PROVIDED MATERIAL START

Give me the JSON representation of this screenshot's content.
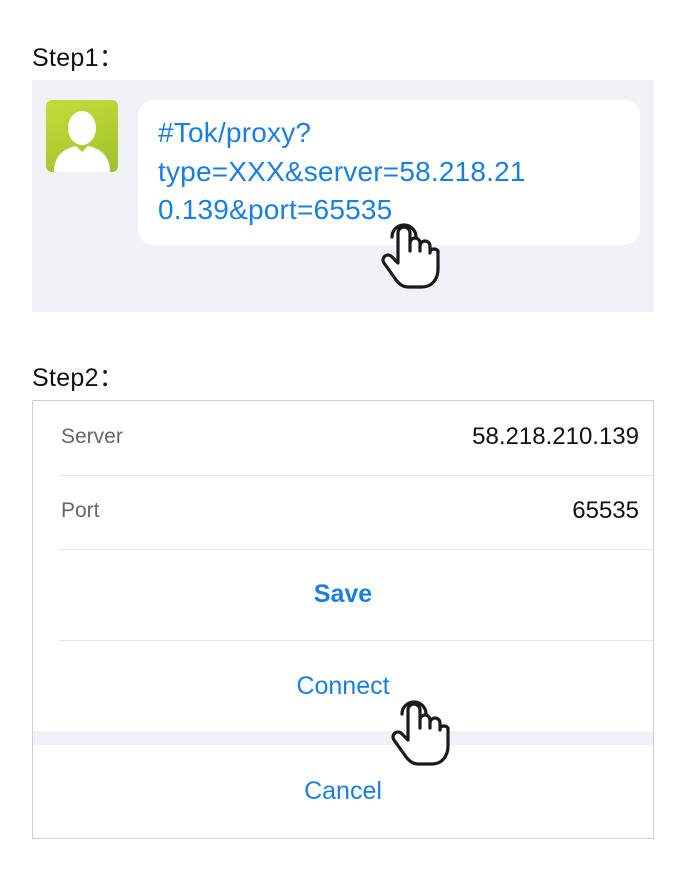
{
  "step1": {
    "label": "Step1：",
    "message_lines": [
      "#Tok/proxy?",
      "type=XXX&server=58.218.21",
      "0.139&port=65535"
    ]
  },
  "step2": {
    "label": "Step2：",
    "fields": [
      {
        "label": "Server",
        "value": "58.218.210.139"
      },
      {
        "label": "Port",
        "value": "65535"
      }
    ],
    "save_label": "Save",
    "connect_label": "Connect",
    "cancel_label": "Cancel"
  },
  "icons": {
    "avatar": "default-user-avatar-icon",
    "tap_hand": "tap-hand-icon"
  },
  "colors": {
    "link_blue": "#1a7fe0",
    "panel_bg": "#f1f2f7",
    "avatar_green": "#b5d233"
  }
}
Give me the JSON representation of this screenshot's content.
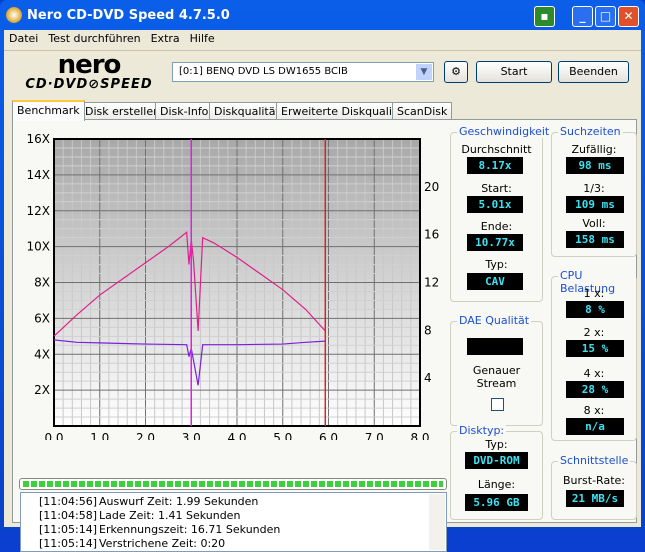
{
  "window": {
    "title": "Nero CD-DVD Speed 4.7.5.0"
  },
  "menu": [
    "Datei",
    "Test durchführen",
    "Extra",
    "Hilfe"
  ],
  "logo": {
    "top": "nero",
    "bottom": "CD·DVD SPEED"
  },
  "toolbar": {
    "drive": "[0:1]  BENQ DVD LS DW1655 BCIB",
    "start": "Start",
    "exit": "Beenden"
  },
  "tabs": [
    "Benchmark",
    "Disk erstellen",
    "Disk-Info",
    "Diskqualität",
    "Erweiterte Diskqualität",
    "ScanDisk"
  ],
  "speed": {
    "title": "Geschwindigkeit",
    "avg_label": "Durchschnitt",
    "avg": "8.17x",
    "start_label": "Start:",
    "start": "5.01x",
    "end_label": "Ende:",
    "end": "10.77x",
    "type_label": "Typ:",
    "type": "CAV"
  },
  "seek": {
    "title": "Suchzeiten",
    "random_label": "Zufällig:",
    "random": "98 ms",
    "third_label": "1/3:",
    "third": "109 ms",
    "full_label": "Voll:",
    "full": "158 ms"
  },
  "dae": {
    "title": "DAE Qualität",
    "value": "",
    "stream_label": "Genauer Stream",
    "stream_checked": false
  },
  "cpu": {
    "title": "CPU Belastung",
    "l1": "1 x:",
    "v1": "8 %",
    "l2": "2 x:",
    "v2": "15 %",
    "l4": "4 x:",
    "v4": "28 %",
    "l8": "8 x:",
    "v8": "n/a"
  },
  "disk": {
    "title": "Disktyp:",
    "type_label": "Typ:",
    "type": "DVD-ROM",
    "length_label": "Länge:",
    "length": "5.96 GB"
  },
  "iface": {
    "title": "Schnittstelle",
    "burst_label": "Burst-Rate:",
    "burst": "21 MB/s"
  },
  "progress": 100,
  "log": [
    {
      "time": "[11:04:56]",
      "text": "Auswurf Zeit: 1.99 Sekunden"
    },
    {
      "time": "[11:04:58]",
      "text": "Lade Zeit: 1.41 Sekunden"
    },
    {
      "time": "[11:05:14]",
      "text": "Erkennungszeit: 16.71 Sekunden"
    },
    {
      "time": "[11:05:14]",
      "text": "Verstrichene Zeit:  0:20"
    }
  ],
  "chart_data": {
    "type": "line",
    "xlim": [
      0,
      8
    ],
    "ylim": [
      0,
      16
    ],
    "y2lim": [
      0,
      24
    ],
    "xticks": [
      "0.0",
      "1.0",
      "2.0",
      "3.0",
      "4.0",
      "5.0",
      "6.0",
      "7.0",
      "8.0"
    ],
    "yticks": [
      "2X",
      "4X",
      "6X",
      "8X",
      "10X",
      "12X",
      "14X",
      "16X"
    ],
    "y2ticks": [
      "4",
      "8",
      "12",
      "16",
      "20"
    ],
    "grid": true,
    "colors": {
      "speed": "#e0208a",
      "seek": "#7a20e0",
      "marker1": "#e020e0",
      "marker2": "#e02020"
    },
    "speed": [
      [
        0,
        5.01
      ],
      [
        0.5,
        6.2
      ],
      [
        1,
        7.3
      ],
      [
        1.5,
        8.2
      ],
      [
        2,
        9.1
      ],
      [
        2.5,
        10
      ],
      [
        2.9,
        10.8
      ],
      [
        2.95,
        9
      ],
      [
        3.0,
        10.4
      ],
      [
        3.05,
        9.2
      ],
      [
        3.15,
        5.3
      ],
      [
        3.25,
        10.5
      ],
      [
        3.5,
        10.2
      ],
      [
        4,
        9.4
      ],
      [
        4.5,
        8.5
      ],
      [
        5,
        7.6
      ],
      [
        5.5,
        6.5
      ],
      [
        5.93,
        5.3
      ]
    ],
    "seek_axis2": [
      [
        0,
        7.2
      ],
      [
        0.5,
        7.0
      ],
      [
        1,
        6.95
      ],
      [
        2,
        6.85
      ],
      [
        2.9,
        6.8
      ],
      [
        2.95,
        5.8
      ],
      [
        3.0,
        6.5
      ],
      [
        3.15,
        3.4
      ],
      [
        3.25,
        6.8
      ],
      [
        4,
        6.8
      ],
      [
        5,
        6.85
      ],
      [
        5.5,
        7.0
      ],
      [
        5.93,
        7.1
      ]
    ],
    "markers_x": [
      3.0,
      5.93
    ]
  }
}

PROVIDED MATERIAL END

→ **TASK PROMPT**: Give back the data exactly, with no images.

→ **REPLY TO THE EXERCISE**:
Give me the JSON representation of this screenshot's content.
{
  "step1": {
    "label": "Step1：",
    "message_lines": [
      "#Tok/proxy?",
      "type=XXX&server=58.218.21",
      "0.139&port=65535"
    ]
  },
  "step2": {
    "label": "Step2：",
    "fields": [
      {
        "label": "Server",
        "value": "58.218.210.139"
      },
      {
        "label": "Port",
        "value": "65535"
      }
    ],
    "save_label": "Save",
    "connect_label": "Connect",
    "cancel_label": "Cancel"
  },
  "icons": {
    "avatar": "default-user-avatar-icon",
    "tap_hand": "tap-hand-icon"
  },
  "colors": {
    "link_blue": "#1a7fe0",
    "panel_bg": "#f1f2f7",
    "avatar_green": "#b5d233"
  }
}
Give me the JSON representation of this screenshot's content.
{
  "window": {
    "title": "Nero CD-DVD Speed 4.7.5.0"
  },
  "menu": [
    "Datei",
    "Test durchführen",
    "Extra",
    "Hilfe"
  ],
  "logo": {
    "top": "nero",
    "bottom": "CD·DVD SPEED"
  },
  "toolbar": {
    "drive": "[0:1]  BENQ DVD LS DW1655 BCIB",
    "start": "Start",
    "exit": "Beenden"
  },
  "tabs": [
    "Benchmark",
    "Disk erstellen",
    "Disk-Info",
    "Diskqualität",
    "Erweiterte Diskqualität",
    "ScanDisk"
  ],
  "speed": {
    "title": "Geschwindigkeit",
    "avg_label": "Durchschnitt",
    "avg": "8.17x",
    "start_label": "Start:",
    "start": "5.01x",
    "end_label": "Ende:",
    "end": "10.77x",
    "type_label": "Typ:",
    "type": "CAV"
  },
  "seek": {
    "title": "Suchzeiten",
    "random_label": "Zufällig:",
    "random": "98 ms",
    "third_label": "1/3:",
    "third": "109 ms",
    "full_label": "Voll:",
    "full": "158 ms"
  },
  "dae": {
    "title": "DAE Qualität",
    "value": "",
    "stream_label": "Genauer Stream",
    "stream_checked": false
  },
  "cpu": {
    "title": "CPU Belastung",
    "l1": "1 x:",
    "v1": "8 %",
    "l2": "2 x:",
    "v2": "15 %",
    "l4": "4 x:",
    "v4": "28 %",
    "l8": "8 x:",
    "v8": "n/a"
  },
  "disk": {
    "title": "Disktyp:",
    "type_label": "Typ:",
    "type": "DVD-ROM",
    "length_label": "Länge:",
    "length": "5.96 GB"
  },
  "iface": {
    "title": "Schnittstelle",
    "burst_label": "Burst-Rate:",
    "burst": "21 MB/s"
  },
  "progress": 100,
  "log": [
    {
      "time": "[11:04:56]",
      "text": "Auswurf Zeit: 1.99 Sekunden"
    },
    {
      "time": "[11:04:58]",
      "text": "Lade Zeit: 1.41 Sekunden"
    },
    {
      "time": "[11:05:14]",
      "text": "Erkennungszeit: 16.71 Sekunden"
    },
    {
      "time": "[11:05:14]",
      "text": "Verstrichene Zeit:  0:20"
    }
  ],
  "chart_data": {
    "type": "line",
    "xlim": [
      0,
      8
    ],
    "ylim": [
      0,
      16
    ],
    "y2lim": [
      0,
      24
    ],
    "xticks": [
      "0.0",
      "1.0",
      "2.0",
      "3.0",
      "4.0",
      "5.0",
      "6.0",
      "7.0",
      "8.0"
    ],
    "yticks": [
      "2X",
      "4X",
      "6X",
      "8X",
      "10X",
      "12X",
      "14X",
      "16X"
    ],
    "y2ticks": [
      "4",
      "8",
      "12",
      "16",
      "20"
    ],
    "grid": true,
    "colors": {
      "speed": "#e0208a",
      "seek": "#7a20e0",
      "marker1": "#e020e0",
      "marker2": "#e02020"
    },
    "speed": [
      [
        0,
        5.01
      ],
      [
        0.5,
        6.2
      ],
      [
        1,
        7.3
      ],
      [
        1.5,
        8.2
      ],
      [
        2,
        9.1
      ],
      [
        2.5,
        10
      ],
      [
        2.9,
        10.8
      ],
      [
        2.95,
        9
      ],
      [
        3.0,
        10.4
      ],
      [
        3.05,
        9.2
      ],
      [
        3.15,
        5.3
      ],
      [
        3.25,
        10.5
      ],
      [
        3.5,
        10.2
      ],
      [
        4,
        9.4
      ],
      [
        4.5,
        8.5
      ],
      [
        5,
        7.6
      ],
      [
        5.5,
        6.5
      ],
      [
        5.93,
        5.3
      ]
    ],
    "seek_axis2": [
      [
        0,
        7.2
      ],
      [
        0.5,
        7.0
      ],
      [
        1,
        6.95
      ],
      [
        2,
        6.85
      ],
      [
        2.9,
        6.8
      ],
      [
        2.95,
        5.8
      ],
      [
        3.0,
        6.5
      ],
      [
        3.15,
        3.4
      ],
      [
        3.25,
        6.8
      ],
      [
        4,
        6.8
      ],
      [
        5,
        6.85
      ],
      [
        5.5,
        7.0
      ],
      [
        5.93,
        7.1
      ]
    ],
    "markers_x": [
      3.0,
      5.93
    ]
  }
}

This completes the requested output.